You’re eighteen now, and you question everything. Does God really exist? Why is the world so evil? Why do we even have to die at all if God loves us so much? Why did I have to be born a girl anyway? Things changed so much ever since my chest stopped being so flat. Why do boys look at me like I’m something edible whenever I dress nice and I’ve got makeup on, but zone out when I start a smart conversation? Why do I ignore cute boys and have huge crushes on nerds? Does that mean something’s wrong with me? Why does nobody understand me?
Well, you are one big bag of questions now. Don’t sweat it chica, you’ll come to find that indeed God exists, and most boys your age at that time, aren’t really interested in smart conversation. You wonder why God didn’t create you a boy. Being a girl is so much work. And you’re sure Father would be pleased to have a grown son. Well, you’re here already, and you are enough. Your dreams are valid, and the earlier you began working on them, the better. Remember that resolution you wrote in your diary, that you and your sisters would make your parents prouder than parents of ten sons? You were right on track.
So here’s to you. You’re imperfectly perfect, and born to inspire. You took the name Theresa at confirmation because you wanted to imitate Mother Theresa. Guess what? She will be canonized this year, half a dozen years into the future. The years ahead are full of rough roads. You will have several boy crushes and recover from them all. You will survive a fatal accident too, and your outlook of life will change from then. I do not know if you will be wealthy, but you’ll survive.
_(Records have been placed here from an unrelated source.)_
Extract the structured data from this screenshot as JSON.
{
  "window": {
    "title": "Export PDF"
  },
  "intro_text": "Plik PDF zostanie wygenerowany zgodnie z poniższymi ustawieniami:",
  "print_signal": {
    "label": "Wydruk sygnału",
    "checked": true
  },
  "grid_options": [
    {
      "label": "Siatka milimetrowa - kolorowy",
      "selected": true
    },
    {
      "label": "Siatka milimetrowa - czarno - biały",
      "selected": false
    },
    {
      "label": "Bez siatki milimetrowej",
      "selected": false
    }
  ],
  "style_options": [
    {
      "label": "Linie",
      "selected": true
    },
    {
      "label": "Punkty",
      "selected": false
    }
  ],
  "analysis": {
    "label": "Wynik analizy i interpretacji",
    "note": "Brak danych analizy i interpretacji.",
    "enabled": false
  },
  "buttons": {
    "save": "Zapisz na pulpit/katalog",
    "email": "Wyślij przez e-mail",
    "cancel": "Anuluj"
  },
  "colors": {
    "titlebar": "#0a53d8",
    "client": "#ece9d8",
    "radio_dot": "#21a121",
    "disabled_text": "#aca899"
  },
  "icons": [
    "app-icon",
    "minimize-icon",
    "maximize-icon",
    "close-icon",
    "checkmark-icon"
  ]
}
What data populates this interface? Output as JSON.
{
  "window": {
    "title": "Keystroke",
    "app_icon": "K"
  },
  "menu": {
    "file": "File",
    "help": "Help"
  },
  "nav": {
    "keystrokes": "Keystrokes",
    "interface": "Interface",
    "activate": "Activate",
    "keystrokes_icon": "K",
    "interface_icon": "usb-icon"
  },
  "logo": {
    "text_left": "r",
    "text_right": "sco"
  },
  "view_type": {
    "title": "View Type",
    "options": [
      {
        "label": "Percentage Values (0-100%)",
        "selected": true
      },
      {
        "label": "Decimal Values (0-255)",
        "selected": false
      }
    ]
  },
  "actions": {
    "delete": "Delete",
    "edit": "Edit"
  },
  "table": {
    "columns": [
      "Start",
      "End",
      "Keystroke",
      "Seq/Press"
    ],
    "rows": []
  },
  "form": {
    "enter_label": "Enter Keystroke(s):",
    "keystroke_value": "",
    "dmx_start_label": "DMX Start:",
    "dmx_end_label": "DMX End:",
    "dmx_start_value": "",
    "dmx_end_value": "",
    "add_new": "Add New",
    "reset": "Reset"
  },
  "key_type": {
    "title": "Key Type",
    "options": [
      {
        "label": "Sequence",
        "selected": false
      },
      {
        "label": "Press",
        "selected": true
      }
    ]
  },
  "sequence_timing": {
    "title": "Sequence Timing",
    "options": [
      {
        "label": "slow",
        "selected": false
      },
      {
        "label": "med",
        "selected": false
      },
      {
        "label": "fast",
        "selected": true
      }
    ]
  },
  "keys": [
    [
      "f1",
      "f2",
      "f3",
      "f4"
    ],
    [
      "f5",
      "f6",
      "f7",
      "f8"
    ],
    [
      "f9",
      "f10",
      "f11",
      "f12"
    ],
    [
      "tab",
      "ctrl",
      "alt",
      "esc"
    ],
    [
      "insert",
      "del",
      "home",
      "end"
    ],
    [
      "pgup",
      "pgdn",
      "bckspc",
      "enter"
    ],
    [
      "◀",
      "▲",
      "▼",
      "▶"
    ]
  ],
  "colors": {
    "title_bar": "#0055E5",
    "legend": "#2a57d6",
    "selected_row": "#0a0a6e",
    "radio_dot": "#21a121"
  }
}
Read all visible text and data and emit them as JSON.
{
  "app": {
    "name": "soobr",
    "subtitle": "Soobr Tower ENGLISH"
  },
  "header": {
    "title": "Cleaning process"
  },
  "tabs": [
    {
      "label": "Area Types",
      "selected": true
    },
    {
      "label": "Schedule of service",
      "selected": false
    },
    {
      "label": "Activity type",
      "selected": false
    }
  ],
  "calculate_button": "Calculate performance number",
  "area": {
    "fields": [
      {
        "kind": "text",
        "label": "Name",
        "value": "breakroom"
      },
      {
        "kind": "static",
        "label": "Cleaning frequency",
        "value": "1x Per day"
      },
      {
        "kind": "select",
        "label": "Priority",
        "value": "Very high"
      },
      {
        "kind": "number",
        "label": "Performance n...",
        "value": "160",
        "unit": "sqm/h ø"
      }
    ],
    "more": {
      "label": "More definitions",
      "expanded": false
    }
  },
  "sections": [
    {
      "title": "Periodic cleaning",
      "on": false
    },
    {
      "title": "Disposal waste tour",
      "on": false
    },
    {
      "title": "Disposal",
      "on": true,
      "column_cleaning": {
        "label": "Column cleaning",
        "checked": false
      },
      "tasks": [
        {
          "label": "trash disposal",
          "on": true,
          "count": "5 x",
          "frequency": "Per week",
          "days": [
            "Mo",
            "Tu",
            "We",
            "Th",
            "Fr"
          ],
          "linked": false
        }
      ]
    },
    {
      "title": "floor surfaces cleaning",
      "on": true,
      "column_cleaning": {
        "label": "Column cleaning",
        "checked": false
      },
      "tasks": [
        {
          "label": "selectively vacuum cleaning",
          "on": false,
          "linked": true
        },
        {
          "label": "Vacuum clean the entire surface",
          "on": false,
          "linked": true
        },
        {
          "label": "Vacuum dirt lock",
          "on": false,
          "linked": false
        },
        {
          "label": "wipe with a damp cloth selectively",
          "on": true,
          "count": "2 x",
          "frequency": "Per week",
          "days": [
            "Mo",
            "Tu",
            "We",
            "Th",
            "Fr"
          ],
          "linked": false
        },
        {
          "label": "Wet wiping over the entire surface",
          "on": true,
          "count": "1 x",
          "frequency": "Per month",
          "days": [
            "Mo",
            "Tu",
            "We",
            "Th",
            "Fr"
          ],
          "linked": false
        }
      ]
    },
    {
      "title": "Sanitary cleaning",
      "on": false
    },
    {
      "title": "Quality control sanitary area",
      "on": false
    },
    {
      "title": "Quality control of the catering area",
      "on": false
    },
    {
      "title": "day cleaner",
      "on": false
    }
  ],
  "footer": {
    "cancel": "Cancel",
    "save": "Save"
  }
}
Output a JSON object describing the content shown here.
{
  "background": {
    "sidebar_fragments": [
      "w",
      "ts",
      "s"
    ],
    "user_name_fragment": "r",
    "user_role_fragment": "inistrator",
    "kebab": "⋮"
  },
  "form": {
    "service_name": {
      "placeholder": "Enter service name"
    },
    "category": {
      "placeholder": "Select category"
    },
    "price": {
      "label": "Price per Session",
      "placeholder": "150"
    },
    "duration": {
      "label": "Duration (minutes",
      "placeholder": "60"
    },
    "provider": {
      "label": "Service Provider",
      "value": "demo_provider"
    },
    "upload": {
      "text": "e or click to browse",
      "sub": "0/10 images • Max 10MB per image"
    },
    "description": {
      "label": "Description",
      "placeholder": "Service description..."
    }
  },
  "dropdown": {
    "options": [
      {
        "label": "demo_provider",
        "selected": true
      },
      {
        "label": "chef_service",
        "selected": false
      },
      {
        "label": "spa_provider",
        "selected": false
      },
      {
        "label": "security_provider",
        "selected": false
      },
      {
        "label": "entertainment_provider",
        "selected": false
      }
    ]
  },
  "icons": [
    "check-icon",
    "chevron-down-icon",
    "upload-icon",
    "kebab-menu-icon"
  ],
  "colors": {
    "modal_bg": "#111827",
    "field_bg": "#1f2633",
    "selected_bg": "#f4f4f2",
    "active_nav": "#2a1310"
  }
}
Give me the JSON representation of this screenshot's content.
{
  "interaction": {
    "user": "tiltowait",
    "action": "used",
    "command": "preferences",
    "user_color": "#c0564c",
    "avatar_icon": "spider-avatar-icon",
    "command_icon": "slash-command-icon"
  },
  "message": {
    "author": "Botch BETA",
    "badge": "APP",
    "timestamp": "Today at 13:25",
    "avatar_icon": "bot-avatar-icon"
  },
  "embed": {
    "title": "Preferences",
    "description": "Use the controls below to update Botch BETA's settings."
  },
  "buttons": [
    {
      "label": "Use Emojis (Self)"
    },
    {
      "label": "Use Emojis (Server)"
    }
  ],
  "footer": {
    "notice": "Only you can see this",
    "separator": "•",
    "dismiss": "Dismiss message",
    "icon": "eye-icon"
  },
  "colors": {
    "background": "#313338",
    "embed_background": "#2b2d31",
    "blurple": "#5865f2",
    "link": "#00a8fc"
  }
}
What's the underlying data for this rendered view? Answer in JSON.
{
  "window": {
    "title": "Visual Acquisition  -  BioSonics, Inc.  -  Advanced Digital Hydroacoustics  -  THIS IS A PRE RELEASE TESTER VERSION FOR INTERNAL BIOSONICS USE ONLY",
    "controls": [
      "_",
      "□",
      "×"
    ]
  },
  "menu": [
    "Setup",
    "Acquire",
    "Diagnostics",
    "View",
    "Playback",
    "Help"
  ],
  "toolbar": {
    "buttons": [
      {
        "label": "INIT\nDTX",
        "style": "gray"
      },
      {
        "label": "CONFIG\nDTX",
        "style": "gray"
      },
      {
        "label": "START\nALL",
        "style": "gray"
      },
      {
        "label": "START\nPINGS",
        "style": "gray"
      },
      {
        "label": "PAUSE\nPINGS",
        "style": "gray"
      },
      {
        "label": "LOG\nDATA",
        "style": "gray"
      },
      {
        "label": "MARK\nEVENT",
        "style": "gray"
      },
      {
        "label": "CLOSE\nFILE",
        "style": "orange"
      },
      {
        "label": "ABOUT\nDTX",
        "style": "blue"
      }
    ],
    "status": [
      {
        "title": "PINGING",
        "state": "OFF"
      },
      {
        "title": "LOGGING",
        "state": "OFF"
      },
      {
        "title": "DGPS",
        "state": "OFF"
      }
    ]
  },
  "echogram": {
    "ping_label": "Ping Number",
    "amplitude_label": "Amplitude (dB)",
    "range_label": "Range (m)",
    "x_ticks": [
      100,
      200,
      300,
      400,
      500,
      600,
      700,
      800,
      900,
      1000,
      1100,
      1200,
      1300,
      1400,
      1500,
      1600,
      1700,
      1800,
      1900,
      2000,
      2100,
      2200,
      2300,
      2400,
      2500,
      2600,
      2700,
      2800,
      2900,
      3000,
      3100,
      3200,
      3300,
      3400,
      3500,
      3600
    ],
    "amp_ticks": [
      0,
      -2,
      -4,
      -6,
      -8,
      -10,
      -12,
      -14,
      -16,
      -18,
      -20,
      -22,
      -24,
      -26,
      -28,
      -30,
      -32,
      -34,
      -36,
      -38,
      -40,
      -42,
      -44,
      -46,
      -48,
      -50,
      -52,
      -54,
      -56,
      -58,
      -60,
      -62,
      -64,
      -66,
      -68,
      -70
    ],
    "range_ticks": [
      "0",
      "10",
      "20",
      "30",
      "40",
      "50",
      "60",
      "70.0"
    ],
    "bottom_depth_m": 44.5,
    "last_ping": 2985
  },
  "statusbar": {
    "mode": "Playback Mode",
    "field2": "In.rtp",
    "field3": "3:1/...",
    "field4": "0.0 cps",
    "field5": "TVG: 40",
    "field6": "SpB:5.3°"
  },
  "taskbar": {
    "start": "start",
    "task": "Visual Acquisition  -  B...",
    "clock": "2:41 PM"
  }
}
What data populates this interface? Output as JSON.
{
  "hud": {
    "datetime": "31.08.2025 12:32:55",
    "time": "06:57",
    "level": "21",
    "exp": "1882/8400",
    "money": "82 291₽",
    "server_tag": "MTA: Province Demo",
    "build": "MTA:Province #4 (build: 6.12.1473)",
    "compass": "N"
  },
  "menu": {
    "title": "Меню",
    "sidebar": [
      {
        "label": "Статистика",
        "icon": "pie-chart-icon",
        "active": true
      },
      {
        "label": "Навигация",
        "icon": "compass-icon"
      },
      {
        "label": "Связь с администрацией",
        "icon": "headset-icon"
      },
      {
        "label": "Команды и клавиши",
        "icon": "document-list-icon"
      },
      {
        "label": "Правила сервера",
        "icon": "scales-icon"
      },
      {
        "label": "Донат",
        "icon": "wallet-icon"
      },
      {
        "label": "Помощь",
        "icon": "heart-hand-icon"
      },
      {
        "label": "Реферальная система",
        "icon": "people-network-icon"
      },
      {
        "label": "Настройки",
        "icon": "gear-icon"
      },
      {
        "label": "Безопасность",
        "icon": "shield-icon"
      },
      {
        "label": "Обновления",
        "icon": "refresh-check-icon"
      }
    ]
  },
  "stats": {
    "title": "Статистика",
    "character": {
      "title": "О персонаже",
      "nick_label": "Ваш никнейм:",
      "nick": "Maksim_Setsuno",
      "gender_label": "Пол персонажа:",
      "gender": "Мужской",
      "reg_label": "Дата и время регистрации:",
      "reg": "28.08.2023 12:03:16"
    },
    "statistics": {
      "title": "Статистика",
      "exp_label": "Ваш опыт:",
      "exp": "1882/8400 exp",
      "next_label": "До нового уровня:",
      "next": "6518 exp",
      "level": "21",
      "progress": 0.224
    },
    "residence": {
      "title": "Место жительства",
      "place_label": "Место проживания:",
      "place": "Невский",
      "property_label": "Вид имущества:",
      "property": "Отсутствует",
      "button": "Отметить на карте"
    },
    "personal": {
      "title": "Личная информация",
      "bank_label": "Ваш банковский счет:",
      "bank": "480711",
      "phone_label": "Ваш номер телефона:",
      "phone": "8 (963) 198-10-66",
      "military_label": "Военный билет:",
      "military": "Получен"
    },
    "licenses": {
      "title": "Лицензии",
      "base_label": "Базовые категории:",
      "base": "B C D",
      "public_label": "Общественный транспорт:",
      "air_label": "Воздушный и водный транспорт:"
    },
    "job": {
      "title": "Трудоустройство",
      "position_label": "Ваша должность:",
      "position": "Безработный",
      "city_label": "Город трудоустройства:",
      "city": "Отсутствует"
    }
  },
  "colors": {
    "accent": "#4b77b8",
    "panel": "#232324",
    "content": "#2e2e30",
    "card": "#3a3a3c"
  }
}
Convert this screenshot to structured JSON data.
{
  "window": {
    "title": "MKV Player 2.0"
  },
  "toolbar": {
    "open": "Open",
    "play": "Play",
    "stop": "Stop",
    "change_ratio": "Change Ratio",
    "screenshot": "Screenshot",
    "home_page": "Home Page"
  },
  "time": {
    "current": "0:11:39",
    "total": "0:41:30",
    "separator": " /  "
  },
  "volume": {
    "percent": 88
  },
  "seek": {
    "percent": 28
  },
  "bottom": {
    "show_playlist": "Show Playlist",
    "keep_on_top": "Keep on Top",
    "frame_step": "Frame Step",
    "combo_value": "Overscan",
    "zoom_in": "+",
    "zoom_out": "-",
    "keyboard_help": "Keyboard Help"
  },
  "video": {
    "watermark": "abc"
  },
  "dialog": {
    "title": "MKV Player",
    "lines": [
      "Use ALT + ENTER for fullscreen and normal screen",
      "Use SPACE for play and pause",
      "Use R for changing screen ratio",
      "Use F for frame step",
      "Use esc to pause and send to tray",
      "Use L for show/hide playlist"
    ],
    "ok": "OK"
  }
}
You won’t suddenly become some cool and glamorous diva, nope. So crush those dreams of suddenly waking up to find that you had morphed into something like Omotola or Genevieve. You’re going to be more like the regular jeans and T-shirt girl next door 🙂 and you’ll be perfectly fine with it. Now listen and listen good: the next time you travel from school to pay a visit to aunt Fidelia, share as many jokes as possible with her, play, laugh and hug her really tight. Memorize the sound of her voice, the color of her skin, and the cadence of her laugh. She won’t survive that pregnancy, and everyone will be devastated. You will hurt terribly in places no one can see, but you, and the rest of the family, will live through it.
Go on, dear girl; grab another book and lose yourself in it. Bear the title “Bookworm” proudly. Remember that readers are leaders. Write, write, and don’t stop writing. I wish you would not try so hard to stifle your overactive imagination. Worrying about your future will get you nowhere, but I can tell you that to the best of my knowledge, it’s going to be fantastically awesome. You’re going to meet great new people and make great new friends, travel to new lands and learn new things. Remember to Whom you belong and trust in Him. He has a great masterplan. Stay strong, and remember to smile more often.
Sincerely, (and with great nostalgia and fondness),
Your future(and hopefully wiser) self.
I don’t know about you reading this, but writing it was especially therapeutic for me, and if you’ve read to this point, then I owe you a really big hug. It’s weird how things that felt so insurmountable years ago seem so laughable now. Haha. If you ever get to write your “letter to your much younger self”, don’t hesitate to tag me or reach out to me via any social medium.
What advice would you give your younger self? Let ’em loose in the comments!
Regret not that which is past; and trust not to thine own righteousness. – Saint Anthony of Padua
90s chick; nerd, humanitarian; lover of life, family, fashion, food, art and literature; Christian by birth and choice. In short, I’m like jollof rice: you’re gonna love me. 😉